BRIEF →
Only the lines from the one containing "Transcribe this image's" through the end of the data belong in the answer; reproduce them exactly.

RECORDS FOR PROCESSING →
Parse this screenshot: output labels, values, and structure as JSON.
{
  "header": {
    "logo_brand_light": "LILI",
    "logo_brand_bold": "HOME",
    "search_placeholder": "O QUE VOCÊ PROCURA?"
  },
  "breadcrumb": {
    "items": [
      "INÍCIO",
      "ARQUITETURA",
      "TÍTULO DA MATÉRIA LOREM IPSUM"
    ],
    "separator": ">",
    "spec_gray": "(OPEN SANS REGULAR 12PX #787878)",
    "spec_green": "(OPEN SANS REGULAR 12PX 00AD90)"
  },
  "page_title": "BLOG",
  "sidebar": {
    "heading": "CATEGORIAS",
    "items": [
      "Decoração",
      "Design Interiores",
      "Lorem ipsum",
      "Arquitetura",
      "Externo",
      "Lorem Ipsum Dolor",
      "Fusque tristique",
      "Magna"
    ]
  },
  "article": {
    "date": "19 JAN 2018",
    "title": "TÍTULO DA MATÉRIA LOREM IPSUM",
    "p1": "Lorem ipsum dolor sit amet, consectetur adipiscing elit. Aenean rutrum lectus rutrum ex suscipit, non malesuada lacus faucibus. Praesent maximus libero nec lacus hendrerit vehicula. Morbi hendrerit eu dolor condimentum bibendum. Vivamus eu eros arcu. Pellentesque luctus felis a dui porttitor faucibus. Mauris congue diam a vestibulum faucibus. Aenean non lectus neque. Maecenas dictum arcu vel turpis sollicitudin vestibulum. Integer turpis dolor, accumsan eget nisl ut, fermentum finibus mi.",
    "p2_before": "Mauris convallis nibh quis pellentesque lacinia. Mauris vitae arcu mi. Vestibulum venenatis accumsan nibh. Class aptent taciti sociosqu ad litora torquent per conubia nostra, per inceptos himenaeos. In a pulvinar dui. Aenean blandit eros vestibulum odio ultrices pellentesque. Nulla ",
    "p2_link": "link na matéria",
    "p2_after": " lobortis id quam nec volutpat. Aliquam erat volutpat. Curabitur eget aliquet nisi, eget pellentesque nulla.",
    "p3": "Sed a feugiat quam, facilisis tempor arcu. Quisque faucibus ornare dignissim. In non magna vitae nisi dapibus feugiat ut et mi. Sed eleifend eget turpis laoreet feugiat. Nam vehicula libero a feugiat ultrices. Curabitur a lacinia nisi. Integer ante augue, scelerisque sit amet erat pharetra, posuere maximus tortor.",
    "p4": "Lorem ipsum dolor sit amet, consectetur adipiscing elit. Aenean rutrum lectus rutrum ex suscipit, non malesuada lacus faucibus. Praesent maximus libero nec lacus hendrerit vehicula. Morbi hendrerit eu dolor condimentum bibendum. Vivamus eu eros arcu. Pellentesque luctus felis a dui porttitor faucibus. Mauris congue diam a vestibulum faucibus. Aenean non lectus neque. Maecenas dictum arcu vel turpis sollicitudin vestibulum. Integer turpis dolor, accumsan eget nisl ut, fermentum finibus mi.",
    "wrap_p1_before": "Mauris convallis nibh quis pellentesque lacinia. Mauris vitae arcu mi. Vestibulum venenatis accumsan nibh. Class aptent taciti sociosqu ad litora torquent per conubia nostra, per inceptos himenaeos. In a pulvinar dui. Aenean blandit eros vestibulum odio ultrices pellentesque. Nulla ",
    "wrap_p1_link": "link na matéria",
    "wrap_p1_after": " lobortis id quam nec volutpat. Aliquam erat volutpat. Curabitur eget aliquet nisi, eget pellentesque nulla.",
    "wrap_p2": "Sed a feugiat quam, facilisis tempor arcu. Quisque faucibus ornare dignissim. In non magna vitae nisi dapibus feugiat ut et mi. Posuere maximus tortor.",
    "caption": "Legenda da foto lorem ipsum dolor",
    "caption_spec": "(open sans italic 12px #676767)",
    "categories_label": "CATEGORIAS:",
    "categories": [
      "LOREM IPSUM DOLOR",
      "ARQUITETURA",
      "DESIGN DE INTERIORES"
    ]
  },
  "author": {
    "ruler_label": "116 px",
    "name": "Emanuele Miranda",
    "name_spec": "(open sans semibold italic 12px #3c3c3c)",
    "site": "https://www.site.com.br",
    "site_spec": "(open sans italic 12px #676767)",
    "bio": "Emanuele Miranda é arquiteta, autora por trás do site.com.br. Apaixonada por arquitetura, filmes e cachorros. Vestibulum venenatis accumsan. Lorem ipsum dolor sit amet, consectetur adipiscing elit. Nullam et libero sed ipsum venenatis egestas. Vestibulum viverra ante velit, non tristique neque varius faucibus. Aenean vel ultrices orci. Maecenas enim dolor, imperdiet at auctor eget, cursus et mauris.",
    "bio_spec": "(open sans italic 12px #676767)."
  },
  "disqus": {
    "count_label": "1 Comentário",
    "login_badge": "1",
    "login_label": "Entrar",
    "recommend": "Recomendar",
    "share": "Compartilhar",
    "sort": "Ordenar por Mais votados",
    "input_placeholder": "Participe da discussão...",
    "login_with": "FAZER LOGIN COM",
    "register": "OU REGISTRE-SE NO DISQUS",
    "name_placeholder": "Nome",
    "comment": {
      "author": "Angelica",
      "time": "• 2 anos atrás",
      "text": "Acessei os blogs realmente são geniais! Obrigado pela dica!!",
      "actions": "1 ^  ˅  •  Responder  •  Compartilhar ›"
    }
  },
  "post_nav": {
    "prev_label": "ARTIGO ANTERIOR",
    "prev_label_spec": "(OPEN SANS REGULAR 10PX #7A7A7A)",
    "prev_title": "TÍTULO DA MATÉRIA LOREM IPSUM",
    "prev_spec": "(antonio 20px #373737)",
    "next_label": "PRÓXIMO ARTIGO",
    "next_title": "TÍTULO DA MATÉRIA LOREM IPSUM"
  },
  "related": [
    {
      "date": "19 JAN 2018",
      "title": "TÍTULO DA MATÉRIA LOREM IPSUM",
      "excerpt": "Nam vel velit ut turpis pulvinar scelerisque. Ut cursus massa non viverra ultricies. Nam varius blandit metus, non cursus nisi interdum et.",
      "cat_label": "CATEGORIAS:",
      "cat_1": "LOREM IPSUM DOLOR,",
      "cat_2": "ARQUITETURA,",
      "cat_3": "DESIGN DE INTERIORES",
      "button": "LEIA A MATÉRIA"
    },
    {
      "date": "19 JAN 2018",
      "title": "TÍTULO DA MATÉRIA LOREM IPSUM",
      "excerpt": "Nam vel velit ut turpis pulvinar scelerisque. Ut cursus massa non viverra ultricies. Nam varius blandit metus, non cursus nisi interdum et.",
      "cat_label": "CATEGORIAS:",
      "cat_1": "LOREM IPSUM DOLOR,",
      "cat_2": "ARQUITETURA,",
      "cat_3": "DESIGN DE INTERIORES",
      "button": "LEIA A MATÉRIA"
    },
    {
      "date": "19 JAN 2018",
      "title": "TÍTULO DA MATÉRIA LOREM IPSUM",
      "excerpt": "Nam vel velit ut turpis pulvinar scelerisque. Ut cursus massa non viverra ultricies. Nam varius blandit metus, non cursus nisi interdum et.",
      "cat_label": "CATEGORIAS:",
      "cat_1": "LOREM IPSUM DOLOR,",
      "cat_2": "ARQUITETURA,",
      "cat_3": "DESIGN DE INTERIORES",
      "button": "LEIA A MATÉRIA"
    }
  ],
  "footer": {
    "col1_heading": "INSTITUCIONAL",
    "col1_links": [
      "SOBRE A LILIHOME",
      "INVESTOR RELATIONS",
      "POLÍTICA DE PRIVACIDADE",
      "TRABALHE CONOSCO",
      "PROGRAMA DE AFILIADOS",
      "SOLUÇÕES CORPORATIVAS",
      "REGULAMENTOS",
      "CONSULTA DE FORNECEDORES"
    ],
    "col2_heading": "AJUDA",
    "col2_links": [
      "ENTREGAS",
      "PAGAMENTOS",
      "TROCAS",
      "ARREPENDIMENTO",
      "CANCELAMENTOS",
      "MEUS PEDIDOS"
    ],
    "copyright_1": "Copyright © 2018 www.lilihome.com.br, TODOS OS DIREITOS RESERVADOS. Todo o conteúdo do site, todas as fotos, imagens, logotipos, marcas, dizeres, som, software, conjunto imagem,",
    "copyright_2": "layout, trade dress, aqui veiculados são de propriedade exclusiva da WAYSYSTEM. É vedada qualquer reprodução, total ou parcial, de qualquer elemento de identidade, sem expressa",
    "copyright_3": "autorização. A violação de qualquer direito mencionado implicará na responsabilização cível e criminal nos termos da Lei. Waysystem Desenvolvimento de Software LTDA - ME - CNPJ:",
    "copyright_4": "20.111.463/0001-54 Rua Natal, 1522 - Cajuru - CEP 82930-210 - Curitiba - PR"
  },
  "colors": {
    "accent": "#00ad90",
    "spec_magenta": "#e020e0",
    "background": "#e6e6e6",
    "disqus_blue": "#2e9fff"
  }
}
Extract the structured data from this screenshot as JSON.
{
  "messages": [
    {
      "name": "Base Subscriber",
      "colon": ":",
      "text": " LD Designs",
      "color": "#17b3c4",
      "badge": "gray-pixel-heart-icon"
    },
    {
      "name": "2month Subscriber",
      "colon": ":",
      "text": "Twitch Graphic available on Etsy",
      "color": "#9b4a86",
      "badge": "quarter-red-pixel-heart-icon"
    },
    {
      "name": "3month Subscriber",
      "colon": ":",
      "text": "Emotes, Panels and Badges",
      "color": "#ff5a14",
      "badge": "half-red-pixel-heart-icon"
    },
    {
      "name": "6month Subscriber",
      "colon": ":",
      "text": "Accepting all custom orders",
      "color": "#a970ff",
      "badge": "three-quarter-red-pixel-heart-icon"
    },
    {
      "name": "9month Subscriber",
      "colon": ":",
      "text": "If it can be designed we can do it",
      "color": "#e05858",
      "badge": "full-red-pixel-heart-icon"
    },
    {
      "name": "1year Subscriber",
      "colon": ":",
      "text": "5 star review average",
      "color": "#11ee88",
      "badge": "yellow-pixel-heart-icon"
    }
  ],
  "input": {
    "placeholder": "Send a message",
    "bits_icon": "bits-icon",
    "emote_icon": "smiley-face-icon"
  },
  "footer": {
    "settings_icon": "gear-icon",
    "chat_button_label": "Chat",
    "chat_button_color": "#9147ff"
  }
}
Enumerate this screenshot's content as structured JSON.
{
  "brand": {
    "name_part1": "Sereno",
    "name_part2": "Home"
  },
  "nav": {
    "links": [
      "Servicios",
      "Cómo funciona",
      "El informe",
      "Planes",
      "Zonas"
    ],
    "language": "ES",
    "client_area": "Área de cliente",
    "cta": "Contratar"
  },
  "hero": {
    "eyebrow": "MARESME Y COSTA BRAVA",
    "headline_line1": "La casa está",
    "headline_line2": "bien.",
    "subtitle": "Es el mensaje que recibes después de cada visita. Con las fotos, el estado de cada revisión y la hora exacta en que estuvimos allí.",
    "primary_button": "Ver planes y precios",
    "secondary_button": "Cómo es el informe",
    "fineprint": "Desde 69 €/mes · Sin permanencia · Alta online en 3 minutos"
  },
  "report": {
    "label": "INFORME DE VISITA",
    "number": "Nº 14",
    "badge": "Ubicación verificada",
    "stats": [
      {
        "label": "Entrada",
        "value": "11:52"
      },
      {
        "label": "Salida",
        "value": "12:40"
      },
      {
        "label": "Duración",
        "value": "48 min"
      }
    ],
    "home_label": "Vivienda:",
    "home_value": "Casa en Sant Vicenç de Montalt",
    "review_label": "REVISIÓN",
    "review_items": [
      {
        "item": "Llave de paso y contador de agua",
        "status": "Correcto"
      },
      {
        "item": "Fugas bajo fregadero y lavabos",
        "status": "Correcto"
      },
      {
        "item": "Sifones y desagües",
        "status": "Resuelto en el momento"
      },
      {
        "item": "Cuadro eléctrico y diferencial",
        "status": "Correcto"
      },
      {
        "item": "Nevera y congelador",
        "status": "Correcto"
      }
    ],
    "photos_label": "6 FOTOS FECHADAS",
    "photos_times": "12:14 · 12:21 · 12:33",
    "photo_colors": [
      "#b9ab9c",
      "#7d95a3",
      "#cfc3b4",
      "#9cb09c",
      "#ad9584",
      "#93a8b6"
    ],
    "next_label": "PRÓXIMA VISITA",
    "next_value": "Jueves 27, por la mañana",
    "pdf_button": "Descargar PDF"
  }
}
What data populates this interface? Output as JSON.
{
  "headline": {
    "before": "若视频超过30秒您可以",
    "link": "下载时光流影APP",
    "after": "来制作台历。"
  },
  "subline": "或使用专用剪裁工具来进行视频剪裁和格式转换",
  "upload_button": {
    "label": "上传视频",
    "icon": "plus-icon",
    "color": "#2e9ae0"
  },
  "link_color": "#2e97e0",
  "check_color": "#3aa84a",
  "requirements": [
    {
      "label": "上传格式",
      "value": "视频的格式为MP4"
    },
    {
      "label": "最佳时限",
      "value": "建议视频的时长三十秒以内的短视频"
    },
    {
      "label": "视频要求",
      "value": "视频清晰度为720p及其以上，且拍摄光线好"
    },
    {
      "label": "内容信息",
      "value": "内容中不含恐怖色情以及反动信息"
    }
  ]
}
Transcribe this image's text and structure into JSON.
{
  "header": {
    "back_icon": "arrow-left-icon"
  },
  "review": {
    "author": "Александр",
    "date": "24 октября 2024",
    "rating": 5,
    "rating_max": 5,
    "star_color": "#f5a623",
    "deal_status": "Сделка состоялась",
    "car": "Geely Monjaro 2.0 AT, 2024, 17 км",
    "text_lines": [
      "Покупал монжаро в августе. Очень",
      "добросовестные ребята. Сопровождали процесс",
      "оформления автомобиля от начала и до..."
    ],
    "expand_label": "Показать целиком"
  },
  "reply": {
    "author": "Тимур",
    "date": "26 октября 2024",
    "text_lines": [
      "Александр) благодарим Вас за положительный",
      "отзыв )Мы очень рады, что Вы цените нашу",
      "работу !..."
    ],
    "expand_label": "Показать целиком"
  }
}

EXERCISE OUTPUT →
Transcribe this image's text and structure into JSON.
{
  "header": {
    "back_icon": "arrow-left-icon"
  },
  "review": {
    "author": "Александр",
    "date": "24 октября 2024",
    "rating": 5,
    "rating_max": 5,
    "star_color": "#f5a623",
    "deal_status": "Сделка состоялась",
    "car": "Geely Monjaro 2.0 AT, 2024, 17 км",
    "text_lines": [
      "Покупал монжаро в августе. Очень",
      "добросовестные ребята. Сопровождали процесс",
      "оформления автомобиля от начала и до..."
    ],
    "expand_label": "Показать целиком"
  },
  "reply": {
    "author": "Тимур",
    "date": "26 октября 2024",
    "text_lines": [
      "Александр) благодарим Вас за положительный",
      "отзыв )Мы очень рады, что Вы цените нашу",
      "работу !..."
    ],
    "expand_label": "Показать целиком"
  }
}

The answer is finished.